Exercise inputs START

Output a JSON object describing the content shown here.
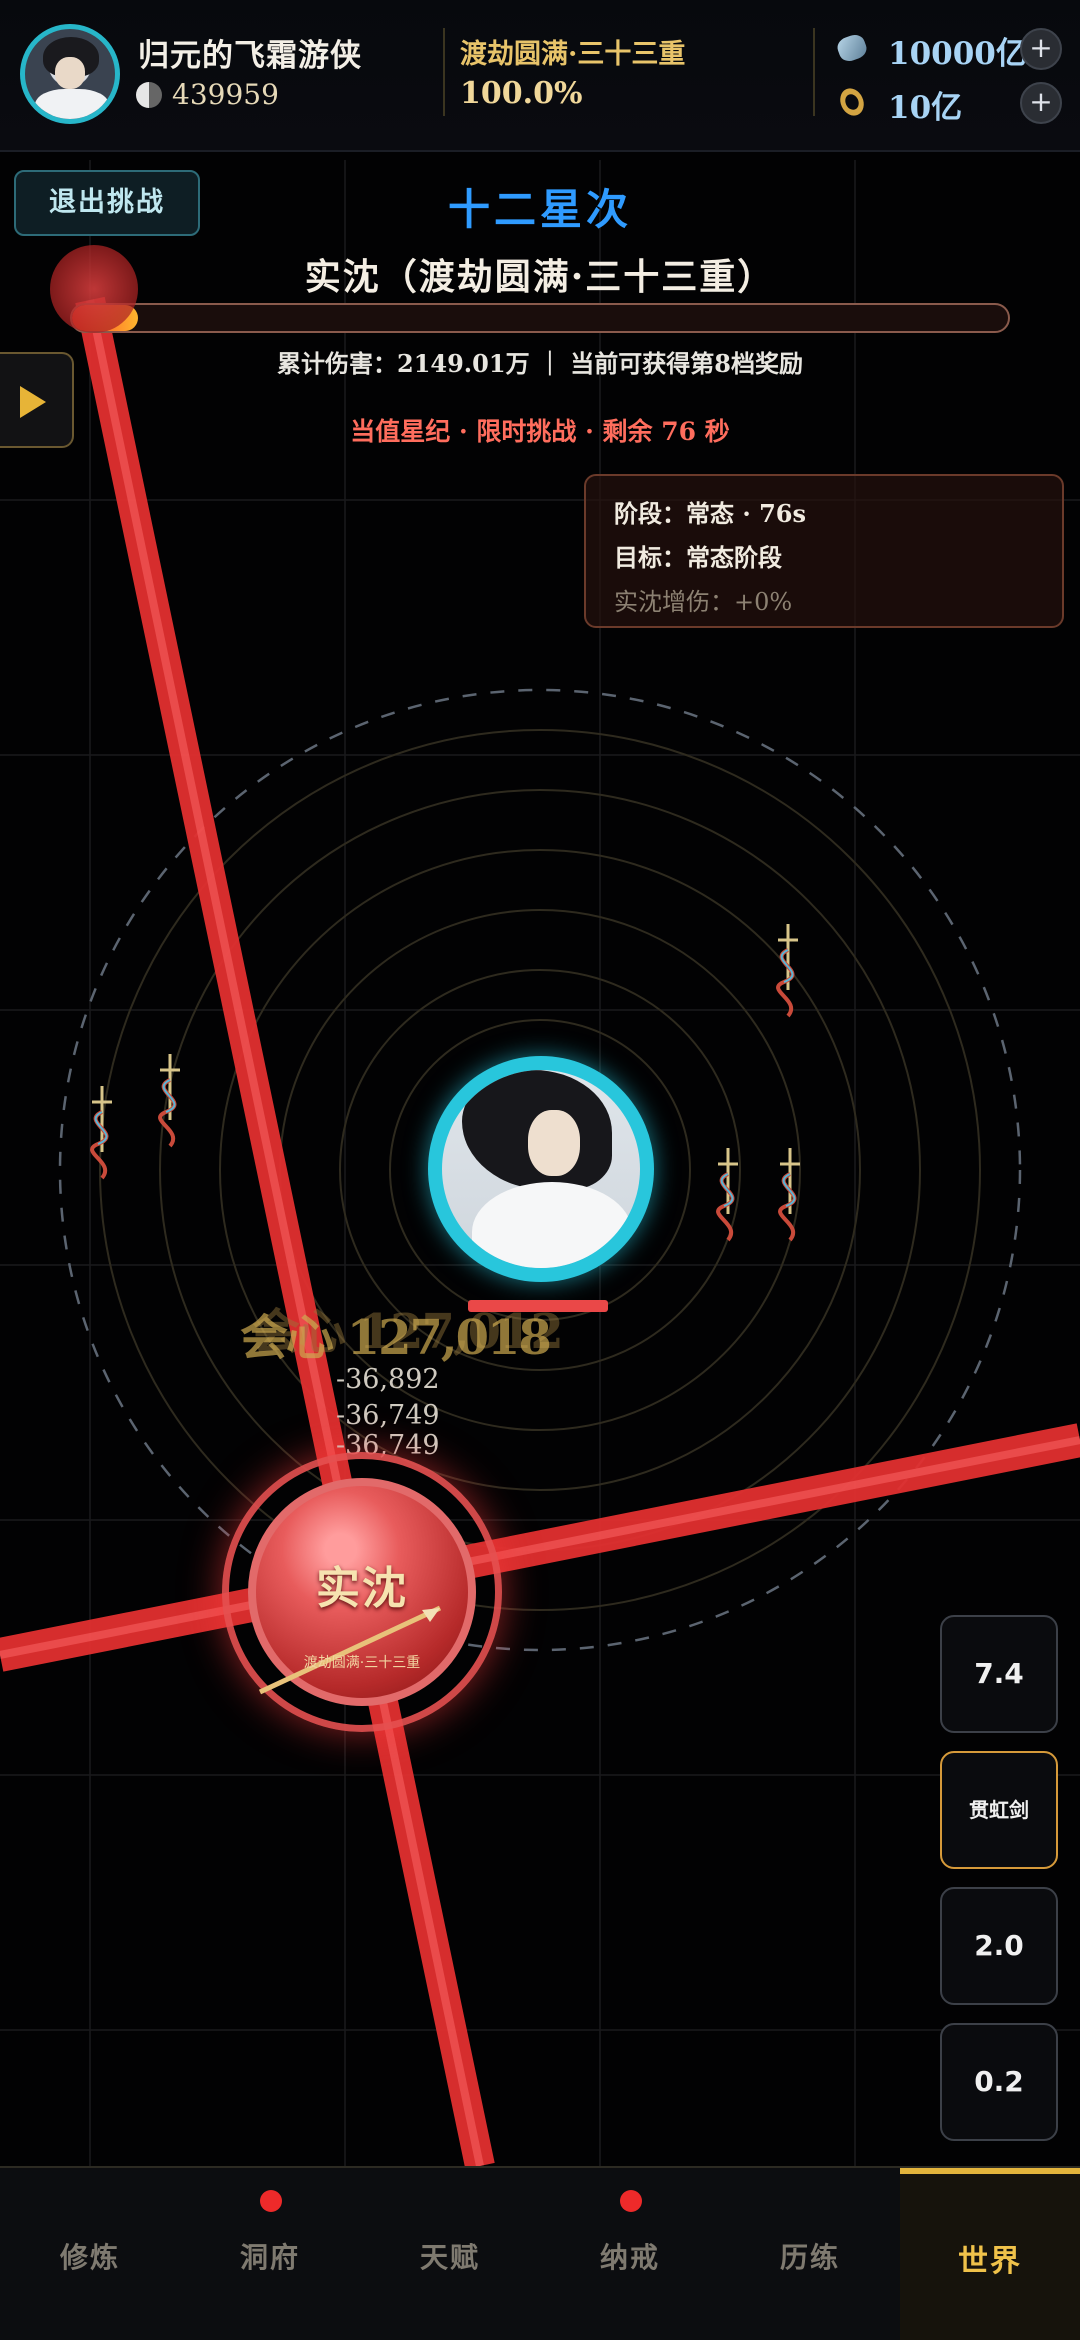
{
  "header": {
    "player_name": "归元的飞霜游侠",
    "power": "439959",
    "realm": "渡劫圆满·三十三重",
    "realm_progress": "100.0%",
    "spirit_stones": "10000亿",
    "gold": "10亿",
    "plus_label": "+"
  },
  "battle": {
    "exit_label": "退出挑战",
    "title": "十二星次",
    "boss_title": "实沈（渡劫圆满·三十三重）",
    "boss_hp_fraction": 0.07,
    "damage_summary": "累计伤害：2149.01万 ｜ 当前可获得第8档奖励",
    "event_text": "当值星纪 · 限时挑战 · 剩余 76 秒",
    "phase_panel": {
      "phase": "阶段：常态 · 76s",
      "target": "目标：常态阶段",
      "bonus": "实沈增伤：+0%"
    },
    "floating_damage": {
      "big": "会心 127,018",
      "ghost": "会心 127,012",
      "hits": [
        "-36,892",
        "-36,749",
        "-36,749"
      ]
    },
    "boss": {
      "name": "实沈",
      "realm": "渡劫圆满·三十三重"
    },
    "speed_buttons": [
      "7.4",
      "贯虹剑",
      "2.0",
      "0.2"
    ]
  },
  "nav": {
    "items": [
      {
        "label": "修炼",
        "dot": false
      },
      {
        "label": "洞府",
        "dot": true
      },
      {
        "label": "天赋",
        "dot": false
      },
      {
        "label": "纳戒",
        "dot": true
      },
      {
        "label": "历练",
        "dot": false
      },
      {
        "label": "世界",
        "dot": false
      }
    ],
    "active_index": 5
  },
  "colors": {
    "accent_blue": "#2f9bff",
    "gold": "#e3b43c",
    "laser_red": "#ff3434",
    "player_ring": "#28c6dc"
  }
}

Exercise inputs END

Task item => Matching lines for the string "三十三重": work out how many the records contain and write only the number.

Task response => 3